* WHAT THE TASK ASKS *
For every line that contains the string "label", pull that line out of the material below.

Segment Start: DATA EXTRACT

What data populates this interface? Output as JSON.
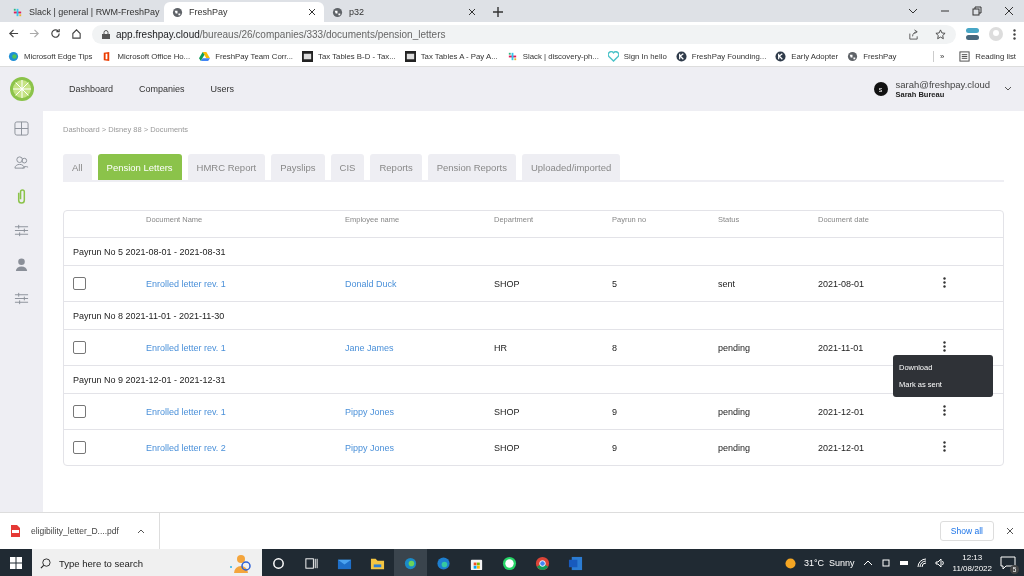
{
  "browser": {
    "tabs": [
      {
        "title": "Slack | general | RWM-FreshPay",
        "selected": false
      },
      {
        "title": "FreshPay",
        "selected": true
      },
      {
        "title": "p32",
        "selected": false
      }
    ],
    "url": {
      "host": "app.freshpay.cloud",
      "path": "/bureaus/26/companies/333/documents/pension_letters"
    },
    "bookmarks": [
      "Microsoft Edge Tips",
      "Microsoft Office Ho...",
      "FreshPay Team Corr...",
      "Tax Tables B-D - Tax...",
      "Tax Tables A - Pay A...",
      "Slack | discovery-ph...",
      "Sign In hello",
      "FreshPay Founding...",
      "Early Adopter",
      "FreshPay"
    ],
    "more": "»",
    "reading_list": "Reading list"
  },
  "app": {
    "nav": [
      "Dashboard",
      "Companies",
      "Users"
    ],
    "user": {
      "initial": "s",
      "email": "sarah@freshpay.cloud",
      "name": "Sarah Bureau"
    },
    "sidebar": [
      {
        "kind": "grid",
        "selected": false
      },
      {
        "kind": "people",
        "selected": false
      },
      {
        "kind": "clip",
        "selected": true
      },
      {
        "kind": "sliders",
        "selected": false
      },
      {
        "kind": "person",
        "selected": false
      },
      {
        "kind": "sliders",
        "selected": false
      }
    ],
    "breadcrumb": "Dashboard > Disney 88 > Documents",
    "tabs": [
      {
        "label": "All",
        "selected": false
      },
      {
        "label": "Pension Letters",
        "selected": true
      },
      {
        "label": "HMRC Report",
        "selected": false
      },
      {
        "label": "Payslips",
        "selected": false
      },
      {
        "label": "CIS",
        "selected": false
      },
      {
        "label": "Reports",
        "selected": false
      },
      {
        "label": "Pension Reports",
        "selected": false
      },
      {
        "label": "Uploaded/imported",
        "selected": false
      }
    ],
    "table": {
      "columns": [
        "Document Name",
        "Employee name",
        "Department",
        "Payrun no",
        "Status",
        "Document date"
      ],
      "groups": [
        {
          "title": "Payrun No 5 2021-08-01 - 2021-08-31",
          "rows": [
            {
              "checked": false,
              "document": "Enrolled letter rev. 1",
              "employee": "Donald Duck",
              "department": "SHOP",
              "payrun": "5",
              "status": "sent",
              "date": "2021-08-01"
            }
          ]
        },
        {
          "title": "Payrun No 8 2021-11-01 - 2021-11-30",
          "rows": [
            {
              "checked": false,
              "document": "Enrolled letter rev. 1",
              "employee": "Jane James",
              "department": "HR",
              "payrun": "8",
              "status": "pending",
              "date": "2021-11-01",
              "menu": [
                "Download",
                "Mark as sent"
              ]
            }
          ]
        },
        {
          "title": "Payrun No 9 2021-12-01 - 2021-12-31",
          "rows": [
            {
              "checked": false,
              "document": "Enrolled letter rev. 1",
              "employee": "Pippy Jones",
              "department": "SHOP",
              "payrun": "9",
              "status": "pending",
              "date": "2021-12-01"
            },
            {
              "checked": false,
              "document": "Enrolled letter rev. 2",
              "employee": "Pippy Jones",
              "department": "SHOP",
              "payrun": "9",
              "status": "pending",
              "date": "2021-12-01"
            }
          ]
        }
      ]
    }
  },
  "downloads": {
    "file": "eligibility_letter_D....pdf",
    "show_all": "Show all"
  },
  "taskbar": {
    "search": "Type here to search",
    "weather": "31°C  Sunny",
    "time": "12:13",
    "date": "11/08/2022",
    "notifications": "5"
  }
}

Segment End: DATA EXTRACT

* RESULT *
        "label": "All",
        "label": "Pension Letters",
        "label": "HMRC Report",
        "label": "Payslips",
        "label": "CIS",
        "label": "Reports",
        "label": "Pension Reports",
        "label": "Uploaded/imported",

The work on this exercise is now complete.